Financial Advice

How to Repay your Loan before your 30’s

During university, student loans seem like an endless pit of money that funds partying until 6am and regular shopping sprees with just enough left over to
fill the cupboards up with canned beans and Super Noodles. What feels like a fun bicycle ride down a steep hill is actually a one-way trip to the bottom of,


‘Debt Mountain’.


It seems to be news to many students, but loans are not a free -or-all, every cent borrowed must be returned… and with interest. Here are a few pointers to
make that journey from poor graduate to debt-free financial kingpin that much quicker.


Shopkeeper by Day, Crime Fighting Super Hero at Night


Organisations offer flexible working conditions for students to suit their study time tables, so get a part-time job. Being a barman or waiter tends to be the popular pick, but, ideally, students should look for employment within the industry they wish to continue working in after university. This way they’ll kill two birds with one stone: industry work experience and earning money! Running a blog could help. Bloggers are get freebies all the time and a blog can be turned into an online portfolio. Also, a good site can be maintained way into the future and is a continued source of free goodies.


The Damage


The average student starts their first job with an estimated £23,700 of debt. Assuming a graduate leaves school at the age of 22, they would need to repay £2,962.50 each year to beat the loan by the time they were 30 and this calculation excludes any interest.


Don’t Act Rich Until You Are Rich


The common mistake graduates make is that once they nail the first job, they think they’re rich! Yes, in comparison to the previous months there is a lot more cash flow, but these days a graduates’ debt is more than their starting salary. This is not a hazard sign saying ‘Turn around NOW’, more a notice-board ‘reality check’ warning. However, frugality, money consciousness and determination can help beat the debt before anyone reaches the big three-O.


No More Student Night Discounts


It’s a natural part of British culture to head down the pub every Friday night and it is a great opportunity to make a good impression on colleagues and get to know the team on a personal level. Graduates, please remember that most of the group will be earning a lot more money than you and can afford the late night shenanigans. A) Pick the optimum moment to buy a round (when most of the party-goers drinks are full) and for heaven sakes B) do not buy a ‘Jaga bomb’ round! Leaving at a reasonable time is also a way to avoid over-spending on the night and any chance of embarrassing yourself. This tactic will help for years to come, just remember that this is still ‘going out’ and should be deducted from the monthly “fun” allowance in the budget (which we will come to later).
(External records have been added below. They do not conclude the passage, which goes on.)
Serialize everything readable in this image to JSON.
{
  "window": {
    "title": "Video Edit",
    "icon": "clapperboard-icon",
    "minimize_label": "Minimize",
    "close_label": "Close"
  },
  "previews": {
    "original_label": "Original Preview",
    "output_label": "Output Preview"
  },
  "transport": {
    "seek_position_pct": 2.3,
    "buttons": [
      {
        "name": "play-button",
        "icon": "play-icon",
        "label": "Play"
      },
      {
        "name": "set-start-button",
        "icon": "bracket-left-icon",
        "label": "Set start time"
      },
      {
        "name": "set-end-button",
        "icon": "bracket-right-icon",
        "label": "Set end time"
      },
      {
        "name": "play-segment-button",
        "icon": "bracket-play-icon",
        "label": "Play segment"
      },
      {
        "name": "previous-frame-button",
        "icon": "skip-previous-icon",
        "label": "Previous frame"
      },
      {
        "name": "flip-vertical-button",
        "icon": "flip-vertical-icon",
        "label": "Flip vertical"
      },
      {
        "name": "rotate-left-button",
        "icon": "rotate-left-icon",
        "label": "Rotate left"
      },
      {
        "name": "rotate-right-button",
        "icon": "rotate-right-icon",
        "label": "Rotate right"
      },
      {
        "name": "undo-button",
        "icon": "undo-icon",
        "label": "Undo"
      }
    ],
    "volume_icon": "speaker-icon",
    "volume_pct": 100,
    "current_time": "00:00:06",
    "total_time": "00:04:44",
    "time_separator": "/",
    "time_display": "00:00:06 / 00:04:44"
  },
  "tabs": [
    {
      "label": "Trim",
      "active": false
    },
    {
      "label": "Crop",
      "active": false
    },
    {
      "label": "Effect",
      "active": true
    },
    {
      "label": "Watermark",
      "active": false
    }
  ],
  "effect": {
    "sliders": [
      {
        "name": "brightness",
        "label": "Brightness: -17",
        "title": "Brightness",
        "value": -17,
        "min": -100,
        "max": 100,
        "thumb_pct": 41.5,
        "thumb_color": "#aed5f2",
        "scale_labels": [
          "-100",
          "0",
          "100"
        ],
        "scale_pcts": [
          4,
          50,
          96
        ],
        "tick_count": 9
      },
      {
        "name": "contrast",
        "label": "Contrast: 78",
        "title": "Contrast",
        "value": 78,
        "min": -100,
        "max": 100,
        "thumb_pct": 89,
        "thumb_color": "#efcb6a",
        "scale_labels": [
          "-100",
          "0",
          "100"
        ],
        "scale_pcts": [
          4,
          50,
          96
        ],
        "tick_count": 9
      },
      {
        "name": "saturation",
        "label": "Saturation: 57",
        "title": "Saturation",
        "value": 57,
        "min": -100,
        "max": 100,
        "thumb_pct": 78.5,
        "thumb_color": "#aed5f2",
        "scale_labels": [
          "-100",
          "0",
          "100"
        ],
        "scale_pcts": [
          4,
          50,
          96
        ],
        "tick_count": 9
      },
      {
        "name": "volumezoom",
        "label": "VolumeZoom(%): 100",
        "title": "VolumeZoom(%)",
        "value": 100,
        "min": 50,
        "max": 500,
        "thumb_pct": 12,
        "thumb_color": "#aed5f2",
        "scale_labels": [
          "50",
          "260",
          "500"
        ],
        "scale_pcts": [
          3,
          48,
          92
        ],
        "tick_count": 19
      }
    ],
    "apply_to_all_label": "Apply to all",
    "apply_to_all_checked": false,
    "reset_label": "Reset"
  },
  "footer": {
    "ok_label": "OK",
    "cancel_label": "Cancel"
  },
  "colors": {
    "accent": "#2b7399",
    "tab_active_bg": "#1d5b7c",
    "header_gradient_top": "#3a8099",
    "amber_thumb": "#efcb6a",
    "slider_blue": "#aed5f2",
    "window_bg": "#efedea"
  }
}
Homemade is Well Played


Ignore the food chains that swarm around office buildings; eating lunch out every day is a luxury well-earned when promotions kick in and earnings increase. A massive saving can be made and put towards loan repayments by simply bringing in coffee and lunch from home.


It is also a great opportunity to learn new recipes and spice up the basics – pasta, soups, salads and sandwiches – to ensure a tasty and sufficient meal each day. This will come in handy when you have a family to feed!


Repayment terms


Repayments for student loans do not start until the income beats the benchmark of £16,365. A 9% charge is calculated on the difference between said amount and the salary P.A.




The problem is people accept the repayment terms and move on. Graduates (and everyone else) please do all the calculations yourself; it will help provide a better understanding of the lifeline of the loan. Improve this by setting a reasonable but frugal budget and increase your loan repayments. To put matters into perspective, a monthly repayment of £60 will knock a big £720 off the yearly goal – there is STILL £2,242.50 to go before reaching target!


Prudence and smart spending are essential for all working professionals, some people just don’t realise it yet. Bank services like ISA cash savings account, which offers tax-free interest on savings, can help increase one-off payments.


Now You See It, Now You Don’t


Some of us are fortunate to receive company bonuses and spend the full amount before it reaches our bank. My advice is to throw half the bonus into an ISA account and don’t speak of it again. The other half of the bonus… well, that should be spent like anyone else who just received a lump sum of cash – holidays, shopping and parties!


Let Me Check with My Roomies


If you’re sure your parents are happy with the idea, live at home for as long as possible. A small boarding fee is a lot cheaper than living on your own. Our parents had it lucky, all university expenses were paid for and property was cheap, but times are tough for us 90’s kids. You will save massive amounts of cash through not paying your own rent, bills or even for washing powder.

This will really help put a dent in Debt Mountain; it would be like a cable car hitchhike to 200 feet.


How Does This Work?


As the years pass it will become easier to reach the yearly repayment target, income and bonuses are bound to increase and one day, it will all be gone. Just stay frugal and be money smart but still remember to have fun!


Giveaway Next Voucher worth £50


To stand a chance to win a Next voucher, tell us your student loan story. Whether you are mid-way through your repayment plan, paying it off or apart to embark on the journey, we want to hear your top tips, inspirations, dos and don’ts.

This article was provided by Bozzle Blog.